- Opening Delimiter -
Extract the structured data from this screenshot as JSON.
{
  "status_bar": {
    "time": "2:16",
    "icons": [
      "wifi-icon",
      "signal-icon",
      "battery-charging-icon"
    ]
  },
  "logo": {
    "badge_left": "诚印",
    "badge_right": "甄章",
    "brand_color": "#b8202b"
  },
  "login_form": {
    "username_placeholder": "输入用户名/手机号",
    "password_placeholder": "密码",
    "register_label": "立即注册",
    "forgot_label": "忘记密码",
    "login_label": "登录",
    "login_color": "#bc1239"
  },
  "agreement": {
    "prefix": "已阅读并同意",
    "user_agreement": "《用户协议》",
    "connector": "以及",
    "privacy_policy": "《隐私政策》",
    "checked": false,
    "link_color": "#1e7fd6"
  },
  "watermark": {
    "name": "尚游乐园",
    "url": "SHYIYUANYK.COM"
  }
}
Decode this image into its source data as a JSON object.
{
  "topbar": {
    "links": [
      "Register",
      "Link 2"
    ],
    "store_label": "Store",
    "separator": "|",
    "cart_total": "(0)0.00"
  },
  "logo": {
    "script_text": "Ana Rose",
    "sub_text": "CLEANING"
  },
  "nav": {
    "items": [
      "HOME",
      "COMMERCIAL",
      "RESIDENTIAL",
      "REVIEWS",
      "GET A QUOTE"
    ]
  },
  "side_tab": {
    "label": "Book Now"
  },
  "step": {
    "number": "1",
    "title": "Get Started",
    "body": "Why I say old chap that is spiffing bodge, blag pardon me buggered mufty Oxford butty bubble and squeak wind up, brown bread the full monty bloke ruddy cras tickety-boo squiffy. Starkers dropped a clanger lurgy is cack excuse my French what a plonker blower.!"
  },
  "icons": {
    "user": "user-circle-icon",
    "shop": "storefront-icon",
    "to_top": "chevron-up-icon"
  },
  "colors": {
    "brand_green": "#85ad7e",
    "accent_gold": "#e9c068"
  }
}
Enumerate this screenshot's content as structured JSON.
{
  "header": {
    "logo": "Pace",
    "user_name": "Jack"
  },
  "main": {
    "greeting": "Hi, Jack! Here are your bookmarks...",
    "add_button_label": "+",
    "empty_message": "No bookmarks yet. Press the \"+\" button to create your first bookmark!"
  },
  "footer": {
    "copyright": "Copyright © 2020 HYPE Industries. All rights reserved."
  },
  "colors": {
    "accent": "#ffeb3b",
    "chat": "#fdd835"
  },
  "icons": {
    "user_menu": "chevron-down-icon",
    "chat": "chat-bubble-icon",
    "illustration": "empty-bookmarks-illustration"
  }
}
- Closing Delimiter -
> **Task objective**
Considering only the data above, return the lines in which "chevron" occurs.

> **Completed exercise**
    "to_top": "chevron-up-icon"
    "user_menu": "chevron-down-icon",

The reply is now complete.